• [What needs to be done]: Repeat the lines below exactly as they appear, but leave out the images.

━━━━━ Input material ━━━━━

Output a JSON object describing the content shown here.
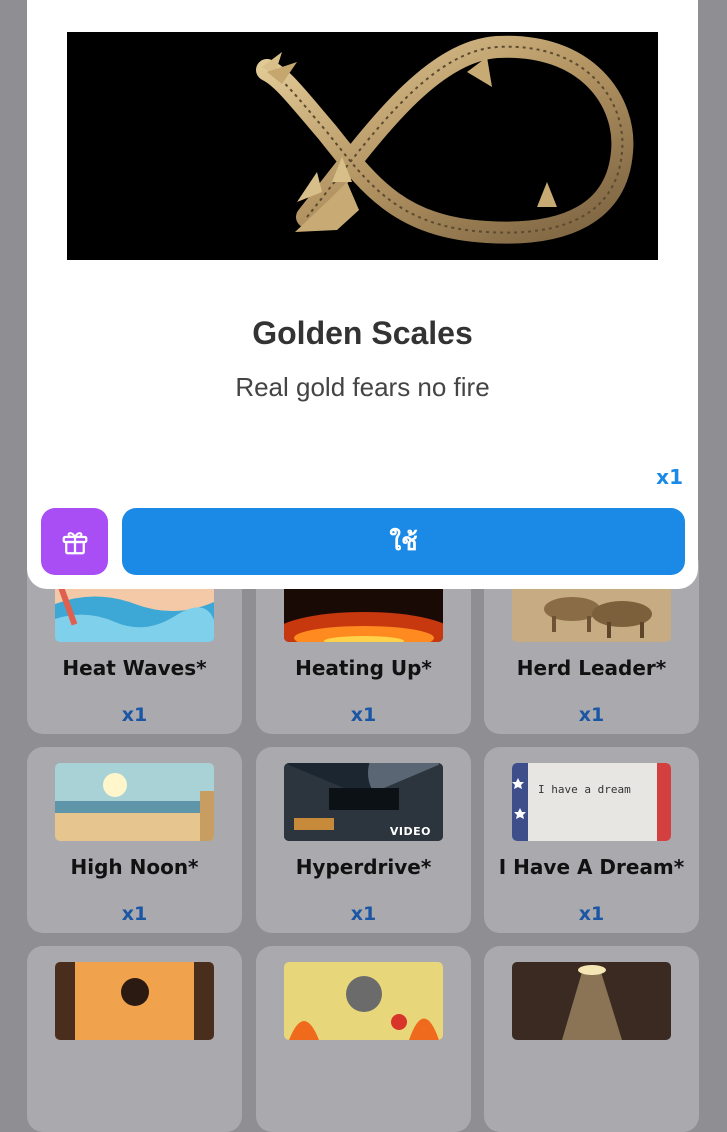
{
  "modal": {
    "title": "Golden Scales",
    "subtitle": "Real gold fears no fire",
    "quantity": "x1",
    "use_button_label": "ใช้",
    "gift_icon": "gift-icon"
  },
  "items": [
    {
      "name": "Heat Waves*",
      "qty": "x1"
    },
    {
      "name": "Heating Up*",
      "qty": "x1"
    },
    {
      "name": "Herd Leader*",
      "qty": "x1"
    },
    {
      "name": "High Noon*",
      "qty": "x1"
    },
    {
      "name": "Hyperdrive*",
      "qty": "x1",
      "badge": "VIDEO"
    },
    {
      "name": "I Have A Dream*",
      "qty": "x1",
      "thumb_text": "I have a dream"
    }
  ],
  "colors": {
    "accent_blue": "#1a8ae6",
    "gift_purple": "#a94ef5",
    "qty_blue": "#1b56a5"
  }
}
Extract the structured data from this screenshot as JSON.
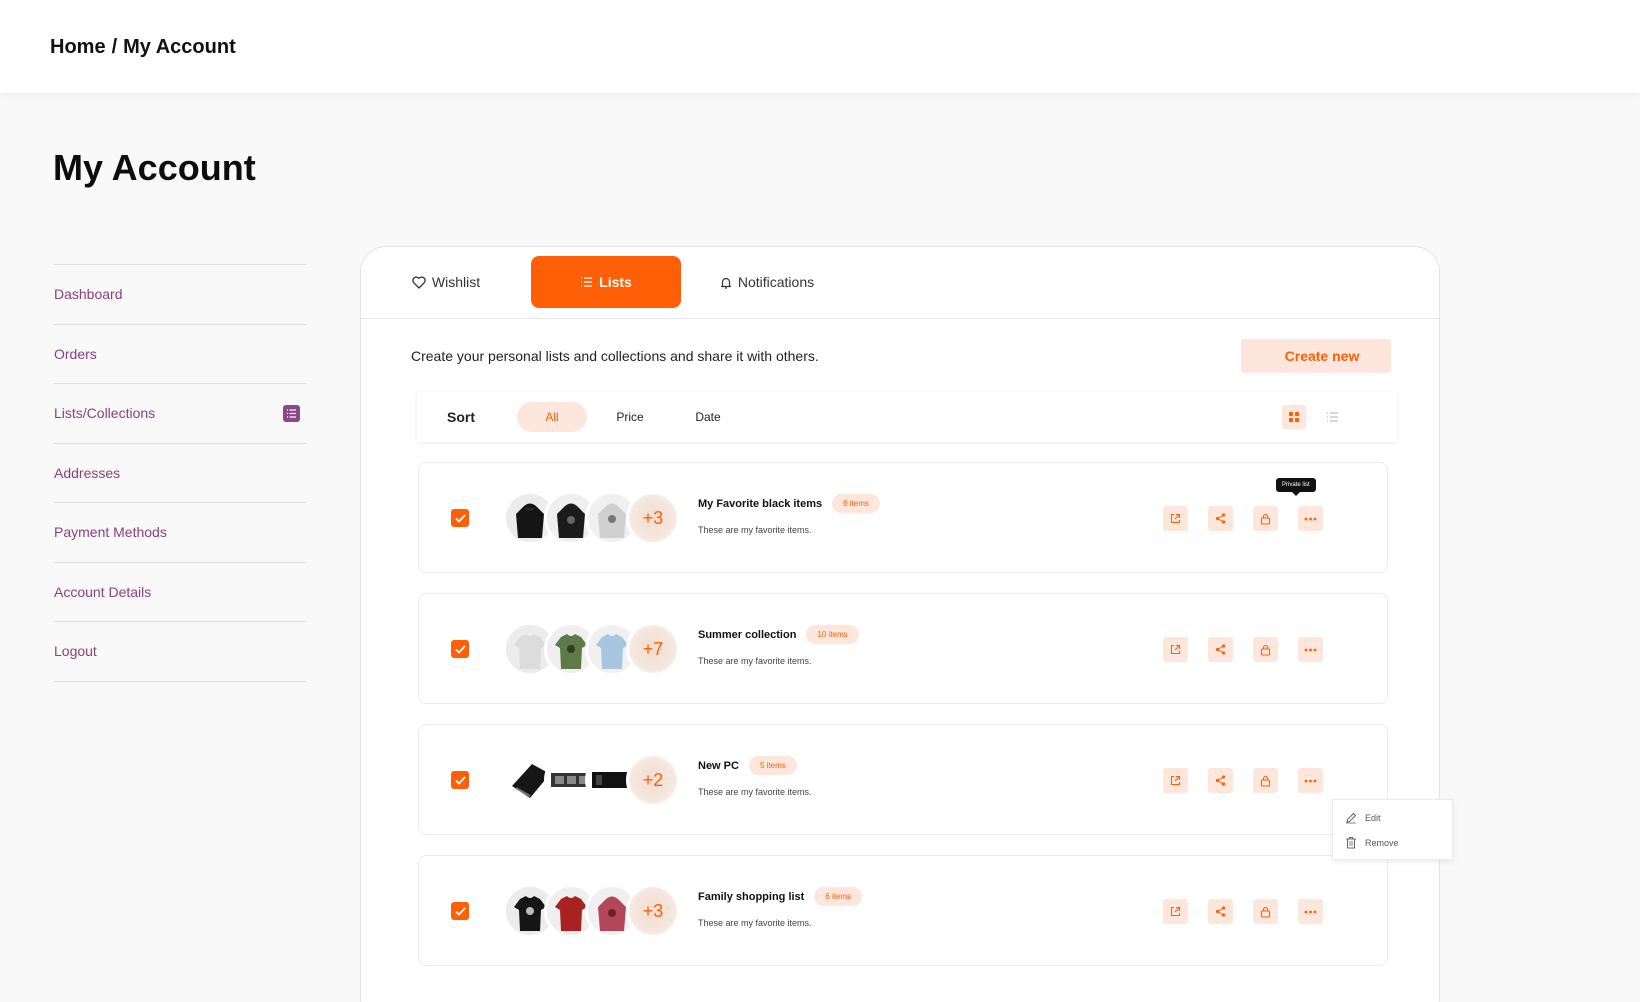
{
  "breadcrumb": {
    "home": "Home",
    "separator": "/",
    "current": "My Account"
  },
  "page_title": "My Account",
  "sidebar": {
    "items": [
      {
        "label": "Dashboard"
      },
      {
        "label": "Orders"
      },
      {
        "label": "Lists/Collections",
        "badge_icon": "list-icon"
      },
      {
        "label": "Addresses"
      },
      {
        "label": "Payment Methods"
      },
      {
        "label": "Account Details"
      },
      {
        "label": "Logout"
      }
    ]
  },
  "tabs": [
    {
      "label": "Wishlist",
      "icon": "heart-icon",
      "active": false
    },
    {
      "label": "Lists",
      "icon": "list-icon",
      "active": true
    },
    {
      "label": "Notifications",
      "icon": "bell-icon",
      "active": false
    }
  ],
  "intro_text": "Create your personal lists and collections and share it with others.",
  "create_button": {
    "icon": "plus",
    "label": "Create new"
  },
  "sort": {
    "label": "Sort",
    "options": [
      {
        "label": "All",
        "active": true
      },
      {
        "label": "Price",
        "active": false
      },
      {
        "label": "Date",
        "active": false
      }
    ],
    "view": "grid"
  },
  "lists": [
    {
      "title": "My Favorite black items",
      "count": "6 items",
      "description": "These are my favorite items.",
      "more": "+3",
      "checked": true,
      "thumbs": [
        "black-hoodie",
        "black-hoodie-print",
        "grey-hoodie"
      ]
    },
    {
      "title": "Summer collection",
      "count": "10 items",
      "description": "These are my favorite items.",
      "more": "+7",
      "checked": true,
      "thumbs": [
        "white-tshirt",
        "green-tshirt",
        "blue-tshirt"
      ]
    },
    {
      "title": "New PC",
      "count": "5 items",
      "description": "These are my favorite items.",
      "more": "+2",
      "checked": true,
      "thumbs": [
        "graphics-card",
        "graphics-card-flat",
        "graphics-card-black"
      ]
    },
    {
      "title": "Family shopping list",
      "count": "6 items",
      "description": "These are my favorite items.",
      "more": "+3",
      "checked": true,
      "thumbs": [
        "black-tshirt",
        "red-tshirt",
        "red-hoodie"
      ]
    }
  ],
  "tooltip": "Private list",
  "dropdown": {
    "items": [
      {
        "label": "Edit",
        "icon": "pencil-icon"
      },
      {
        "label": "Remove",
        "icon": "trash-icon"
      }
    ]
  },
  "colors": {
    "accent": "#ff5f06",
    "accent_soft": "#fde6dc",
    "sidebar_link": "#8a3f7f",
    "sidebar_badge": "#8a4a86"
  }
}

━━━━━

• [Solution]:
Output a JSON object describing the content shown here.
{
  "modal": {
    "title": "Golden Scales",
    "subtitle": "Real gold fears no fire",
    "quantity": "x1",
    "use_button_label": "ใช้",
    "gift_icon": "gift-icon"
  },
  "items": [
    {
      "name": "Heat Waves*",
      "qty": "x1"
    },
    {
      "name": "Heating Up*",
      "qty": "x1"
    },
    {
      "name": "Herd Leader*",
      "qty": "x1"
    },
    {
      "name": "High Noon*",
      "qty": "x1"
    },
    {
      "name": "Hyperdrive*",
      "qty": "x1",
      "badge": "VIDEO"
    },
    {
      "name": "I Have A Dream*",
      "qty": "x1",
      "thumb_text": "I have a dream"
    }
  ],
  "colors": {
    "accent_blue": "#1a8ae6",
    "gift_purple": "#a94ef5",
    "qty_blue": "#1b56a5"
  }
}
Extract the structured data from this screenshot as JSON.
{
  "breadcrumb": {
    "home": "Home",
    "separator": "/",
    "current": "My Account"
  },
  "page_title": "My Account",
  "sidebar": {
    "items": [
      {
        "label": "Dashboard"
      },
      {
        "label": "Orders"
      },
      {
        "label": "Lists/Collections",
        "badge_icon": "list-icon"
      },
      {
        "label": "Addresses"
      },
      {
        "label": "Payment Methods"
      },
      {
        "label": "Account Details"
      },
      {
        "label": "Logout"
      }
    ]
  },
  "tabs": [
    {
      "label": "Wishlist",
      "icon": "heart-icon",
      "active": false
    },
    {
      "label": "Lists",
      "icon": "list-icon",
      "active": true
    },
    {
      "label": "Notifications",
      "icon": "bell-icon",
      "active": false
    }
  ],
  "intro_text": "Create your personal lists and collections and share it with others.",
  "create_button": {
    "icon": "plus",
    "label": "Create new"
  },
  "sort": {
    "label": "Sort",
    "options": [
      {
        "label": "All",
        "active": true
      },
      {
        "label": "Price",
        "active": false
      },
      {
        "label": "Date",
        "active": false
      }
    ],
    "view": "grid"
  },
  "lists": [
    {
      "title": "My Favorite black items",
      "count": "6 items",
      "description": "These are my favorite items.",
      "more": "+3",
      "checked": true,
      "thumbs": [
        "black-hoodie",
        "black-hoodie-print",
        "grey-hoodie"
      ]
    },
    {
      "title": "Summer collection",
      "count": "10 items",
      "description": "These are my favorite items.",
      "more": "+7",
      "checked": true,
      "thumbs": [
        "white-tshirt",
        "green-tshirt",
        "blue-tshirt"
      ]
    },
    {
      "title": "New PC",
      "count": "5 items",
      "description": "These are my favorite items.",
      "more": "+2",
      "checked": true,
      "thumbs": [
        "graphics-card",
        "graphics-card-flat",
        "graphics-card-black"
      ]
    },
    {
      "title": "Family shopping list",
      "count": "6 items",
      "description": "These are my favorite items.",
      "more": "+3",
      "checked": true,
      "thumbs": [
        "black-tshirt",
        "red-tshirt",
        "red-hoodie"
      ]
    }
  ],
  "tooltip": "Private list",
  "dropdown": {
    "items": [
      {
        "label": "Edit",
        "icon": "pencil-icon"
      },
      {
        "label": "Remove",
        "icon": "trash-icon"
      }
    ]
  },
  "colors": {
    "accent": "#ff5f06",
    "accent_soft": "#fde6dc",
    "sidebar_link": "#8a3f7f",
    "sidebar_badge": "#8a4a86"
  }
}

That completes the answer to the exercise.